Today, we feature Dan's Los Angeles Times op-ed on a deadly bat disease called white-nose syndrome. The disease is killing bats, seriously affecting the economy and the environment.
October 12, 2011
By Dan Ashe
It's October, which means that bats are once again having their annual star turn, popping up on classroom bulletin boards and store windows across America. But this year, actual living bats in North America aren't so abundant. They are being decimated by a deadly health epidemic.
|Dan Ashe (far left) as a young boy looking at a bird on a Florida beach. Courtesy of the Ashe family.|
Director Dan Ashe shares his thoughts from Madison...
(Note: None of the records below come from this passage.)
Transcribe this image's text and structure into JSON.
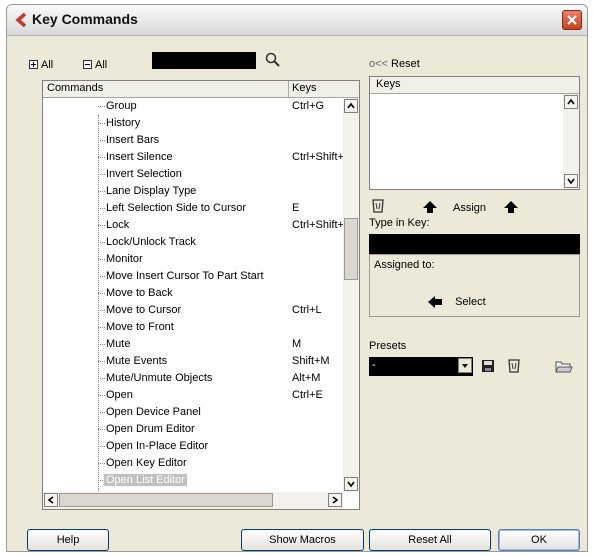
{
  "window": {
    "title": "Key Commands"
  },
  "toolbar": {
    "expand_all": "All",
    "collapse_all": "All"
  },
  "reset": {
    "prefix": "o<<",
    "label": "Reset"
  },
  "commands": {
    "col_commands": "Commands",
    "col_keys": "Keys",
    "rows": [
      {
        "label": "Group",
        "key": "Ctrl+G"
      },
      {
        "label": "History",
        "key": ""
      },
      {
        "label": "Insert Bars",
        "key": ""
      },
      {
        "label": "Insert Silence",
        "key": "Ctrl+Shift+"
      },
      {
        "label": "Invert Selection",
        "key": ""
      },
      {
        "label": "Lane Display Type",
        "key": ""
      },
      {
        "label": "Left Selection Side to Cursor",
        "key": "E"
      },
      {
        "label": "Lock",
        "key": "Ctrl+Shift+"
      },
      {
        "label": "Lock/Unlock Track",
        "key": ""
      },
      {
        "label": "Monitor",
        "key": ""
      },
      {
        "label": "Move Insert Cursor To Part Start",
        "key": ""
      },
      {
        "label": "Move to Back",
        "key": ""
      },
      {
        "label": "Move to Cursor",
        "key": "Ctrl+L"
      },
      {
        "label": "Move to Front",
        "key": ""
      },
      {
        "label": "Mute",
        "key": "M"
      },
      {
        "label": "Mute Events",
        "key": "Shift+M"
      },
      {
        "label": "Mute/Unmute Objects",
        "key": "Alt+M"
      },
      {
        "label": "Open",
        "key": "Ctrl+E"
      },
      {
        "label": "Open Device Panel",
        "key": ""
      },
      {
        "label": "Open Drum Editor",
        "key": ""
      },
      {
        "label": "Open In-Place Editor",
        "key": ""
      },
      {
        "label": "Open Key Editor",
        "key": ""
      },
      {
        "label": "Open List Editor",
        "key": ""
      }
    ]
  },
  "keys_panel": {
    "header": "Keys"
  },
  "assign": {
    "label": "Assign"
  },
  "type_in": {
    "label": "Type in Key:"
  },
  "assigned": {
    "label": "Assigned to:",
    "select_label": "Select"
  },
  "presets": {
    "label": "Presets",
    "value": "-"
  },
  "buttons": {
    "help": "Help",
    "show_macros": "Show Macros",
    "reset_all": "Reset All",
    "ok": "OK"
  }
}
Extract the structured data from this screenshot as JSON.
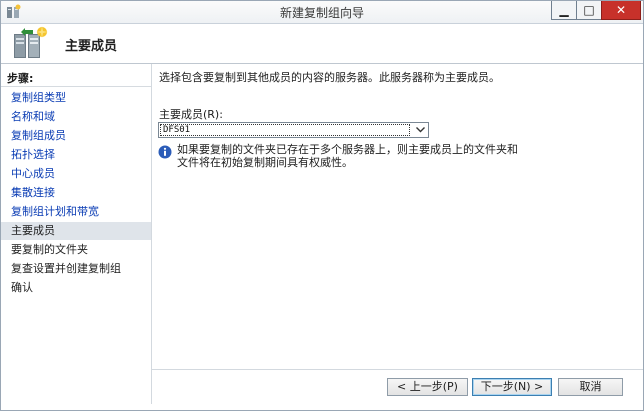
{
  "window": {
    "title": "新建复制组向导",
    "minimize_glyph": "▁",
    "maximize_glyph": "□",
    "close_glyph": "✕"
  },
  "header": {
    "title": "主要成员",
    "icon": "replication-group-server-icon"
  },
  "sidebar": {
    "heading": "步骤:",
    "current_index": 8,
    "items": [
      {
        "label": "复制组类型",
        "state": "completed"
      },
      {
        "label": "名称和域",
        "state": "completed"
      },
      {
        "label": "复制组成员",
        "state": "completed"
      },
      {
        "label": "拓扑选择",
        "state": "completed"
      },
      {
        "label": "中心成员",
        "state": "completed"
      },
      {
        "label": "集散连接",
        "state": "completed"
      },
      {
        "label": "复制组计划和带宽",
        "state": "completed"
      },
      {
        "label": "主要成员",
        "state": "current"
      },
      {
        "label": "要复制的文件夹",
        "state": "upcoming"
      },
      {
        "label": "复查设置并创建复制组",
        "state": "upcoming"
      },
      {
        "label": "确认",
        "state": "upcoming"
      }
    ]
  },
  "main": {
    "intro": "选择包含要复制到其他成员的内容的服务器。此服务器称为主要成员。",
    "primary_member_label": "主要成员(R):",
    "primary_member_value": "DFS01",
    "info_line_1": "如果要复制的文件夹已存在于多个服务器上，则主要成员上的文件夹和",
    "info_line_2": "文件将在初始复制期间具有权威性。"
  },
  "footer": {
    "back_label": "< 上一步(P)",
    "next_label": "下一步(N) >",
    "cancel_label": "取消"
  },
  "colors": {
    "link": "#0a3cb4",
    "current_step_bg": "#dfe4ea",
    "close_button": "#c7312a",
    "info_icon": "#2b5cb8"
  }
}
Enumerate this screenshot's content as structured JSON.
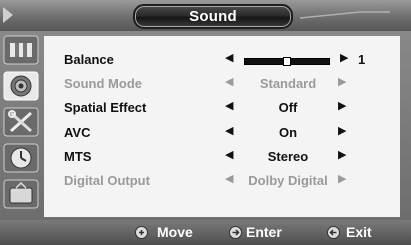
{
  "window": {
    "title": "Sound"
  },
  "sidebar": {
    "icons": [
      {
        "name": "picture-icon"
      },
      {
        "name": "sound-icon",
        "active": true
      },
      {
        "name": "setup-tools-icon"
      },
      {
        "name": "clock-icon"
      },
      {
        "name": "tv-icon"
      }
    ]
  },
  "menu": {
    "balance": {
      "label": "Balance",
      "value": "1",
      "level": 0.5
    },
    "items": [
      {
        "label": "Sound Mode",
        "value": "Standard",
        "enabled": false
      },
      {
        "label": "Spatial Effect",
        "value": "Off",
        "enabled": true
      },
      {
        "label": "AVC",
        "value": "On",
        "enabled": true
      },
      {
        "label": "MTS",
        "value": "Stereo",
        "enabled": true
      },
      {
        "label": "Digital Output",
        "value": "Dolby Digital",
        "enabled": false
      }
    ],
    "arrow_left": "◀",
    "arrow_right": "▶"
  },
  "footer": {
    "move_label": "Move",
    "enter_label": "Enter",
    "exit_label": "Exit"
  },
  "colors": {
    "panel": "#f4f4f4",
    "frame": "#5a5a5a",
    "disabled_text": "#9a9a9a"
  }
}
In today’s update, I wanted to talk about two themes that resonated for me: the tremendous capacity of young people to carry America’s conservation legacy forward and the power of reaching out to those young people through new technologies.
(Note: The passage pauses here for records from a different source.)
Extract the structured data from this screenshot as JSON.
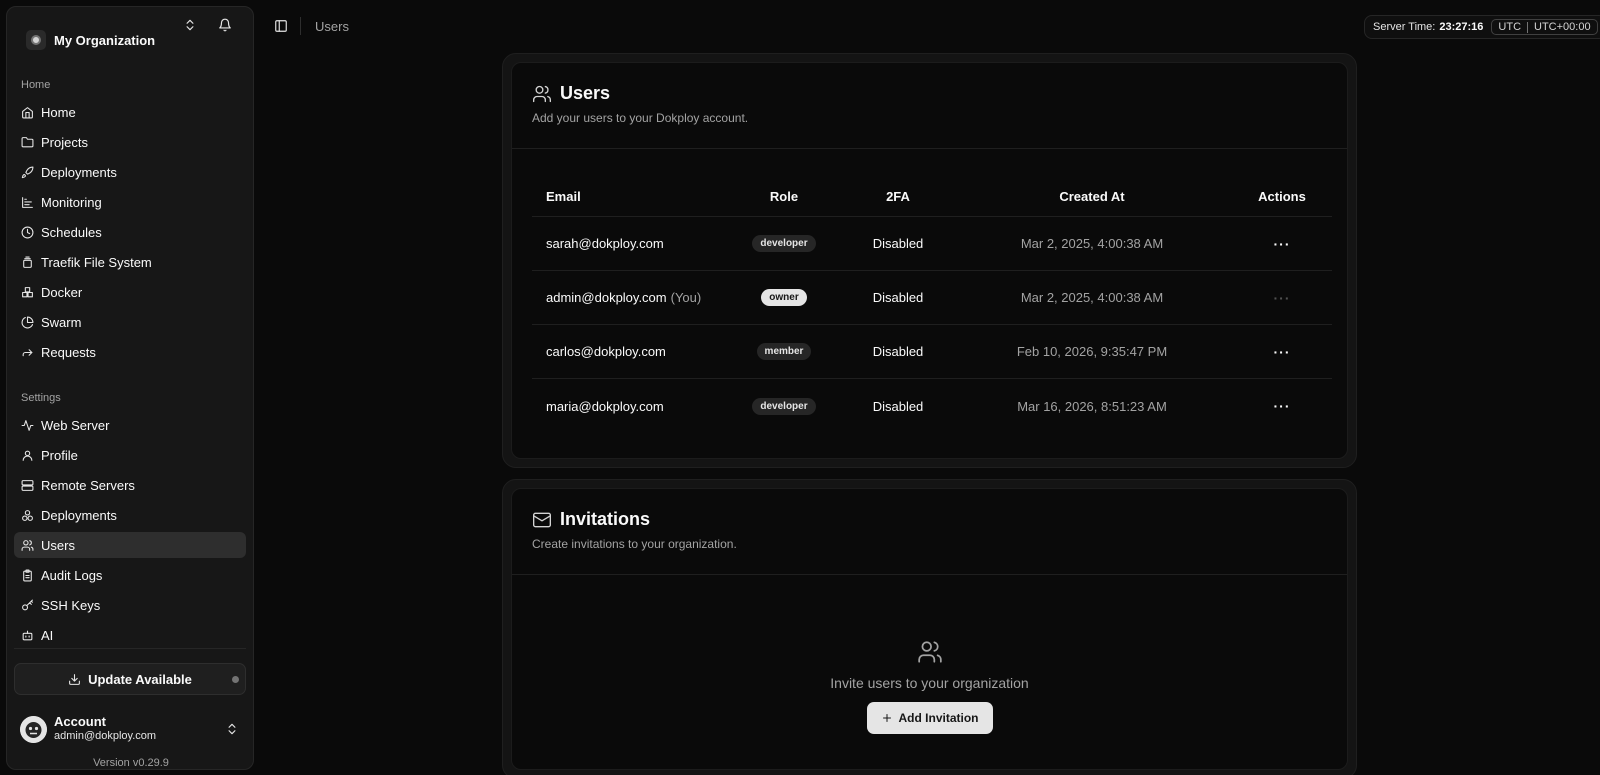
{
  "sidebar": {
    "org_name": "My Organization",
    "home_group": "Home",
    "home_items": [
      {
        "label": "Home",
        "icon": "home-icon"
      },
      {
        "label": "Projects",
        "icon": "folder-icon"
      },
      {
        "label": "Deployments",
        "icon": "rocket-icon"
      },
      {
        "label": "Monitoring",
        "icon": "chart-icon"
      },
      {
        "label": "Schedules",
        "icon": "clock-icon"
      },
      {
        "label": "Traefik File System",
        "icon": "file-stack-icon"
      },
      {
        "label": "Docker",
        "icon": "boxes-icon"
      },
      {
        "label": "Swarm",
        "icon": "pie-icon"
      },
      {
        "label": "Requests",
        "icon": "forward-icon"
      }
    ],
    "settings_group": "Settings",
    "settings_items": [
      {
        "label": "Web Server",
        "icon": "activity-icon"
      },
      {
        "label": "Profile",
        "icon": "user-icon"
      },
      {
        "label": "Remote Servers",
        "icon": "server-icon"
      },
      {
        "label": "Deployments",
        "icon": "boxes-icon"
      },
      {
        "label": "Users",
        "icon": "users-icon",
        "active": true
      },
      {
        "label": "Audit Logs",
        "icon": "clipboard-icon"
      },
      {
        "label": "SSH Keys",
        "icon": "key-icon"
      },
      {
        "label": "AI",
        "icon": "bot-icon"
      }
    ],
    "update_label": "Update Available",
    "account": {
      "title": "Account",
      "email": "admin@dokploy.com"
    },
    "version": "Version v0.29.9"
  },
  "topbar": {
    "breadcrumb": "Users",
    "server_time_label": "Server Time:",
    "server_time": "23:27:16",
    "tz_name": "UTC",
    "tz_offset": "UTC+00:00"
  },
  "users_card": {
    "title": "Users",
    "description": "Add your users to your Dokploy account.",
    "columns": [
      "Email",
      "Role",
      "2FA",
      "Created At",
      "Actions"
    ],
    "rows": [
      {
        "email": "sarah@dokploy.com",
        "you": "",
        "role": "developer",
        "twofa": "Disabled",
        "created": "Mar 2, 2025, 4:00:38 AM",
        "actions": "···"
      },
      {
        "email": "admin@dokploy.com",
        "you": "(You)",
        "role": "owner",
        "twofa": "Disabled",
        "created": "Mar 2, 2025, 4:00:38 AM",
        "actions": "···"
      },
      {
        "email": "carlos@dokploy.com",
        "you": "",
        "role": "member",
        "twofa": "Disabled",
        "created": "Feb 10, 2026, 9:35:47 PM",
        "actions": "···"
      },
      {
        "email": "maria@dokploy.com",
        "you": "",
        "role": "developer",
        "twofa": "Disabled",
        "created": "Mar 16, 2026, 8:51:23 AM",
        "actions": "···"
      }
    ]
  },
  "invitations_card": {
    "title": "Invitations",
    "description": "Create invitations to your organization.",
    "empty_text": "Invite users to your organization",
    "add_button": "Add Invitation"
  }
}
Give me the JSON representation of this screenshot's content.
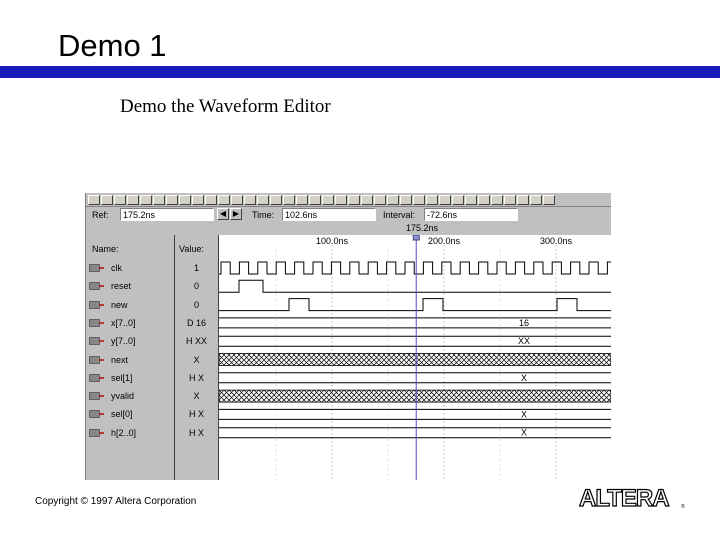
{
  "slide": {
    "title": "Demo 1",
    "subtitle": "Demo the Waveform Editor",
    "copyright": "Copyright © 1997 Altera Corporation",
    "logo_text": "ALTERA",
    "accent_color": "#1a1ab8"
  },
  "waveform_editor": {
    "ref_label": "Ref:",
    "ref_value": "175.2ns",
    "time_label": "Time:",
    "time_value": "102.6ns",
    "interval_label": "Interval:",
    "interval_value": "-72.6ns",
    "ref_marker_label": "175.2ns",
    "name_header": "Name:",
    "value_header": "Value:",
    "time_ticks": [
      "100.0ns",
      "200.0ns",
      "300.0ns"
    ],
    "signals": [
      {
        "name": "clk",
        "value": "1",
        "kind": "clock",
        "pin": "input"
      },
      {
        "name": "reset",
        "value": "0",
        "kind": "bit",
        "pin": "input"
      },
      {
        "name": "new",
        "value": "0",
        "kind": "bit",
        "pin": "input"
      },
      {
        "name": "x[7..0]",
        "value": "D 16",
        "kind": "bus",
        "bus_text": "16",
        "pin": "input"
      },
      {
        "name": "y[7..0]",
        "value": "H XX",
        "kind": "bus",
        "bus_text": "XX",
        "pin": "output"
      },
      {
        "name": "next",
        "value": "X",
        "kind": "unknown",
        "pin": "bidir"
      },
      {
        "name": "sel[1]",
        "value": "H X",
        "kind": "bus",
        "bus_text": "X",
        "pin": "node"
      },
      {
        "name": "yvalid",
        "value": "X",
        "kind": "unknown",
        "pin": "node"
      },
      {
        "name": "sel[0]",
        "value": "H X",
        "kind": "bus",
        "bus_text": "X",
        "pin": "node"
      },
      {
        "name": "h[2..0]",
        "value": "H X",
        "kind": "bus",
        "bus_text": "X",
        "pin": "node"
      }
    ]
  }
}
There were amazing moments from yesterday’s conference.
Today, Director Dan Ashe provides more thoughts from the Conserving the Future Conference currently underway in Madison, Wisconsin.
Yesterday was an energizing, inspiring first day of the Conserving the Future conference for the National Wildlife Refuge System. Many themes have been emerging from the conference so far and I want to take today’s blog to talk about two that I thought were particularly notable and important.
The first is the use of science. The Service has a long, distinguished history of using the best available science in our decisions and our ability to have access to the best science is more important than ever.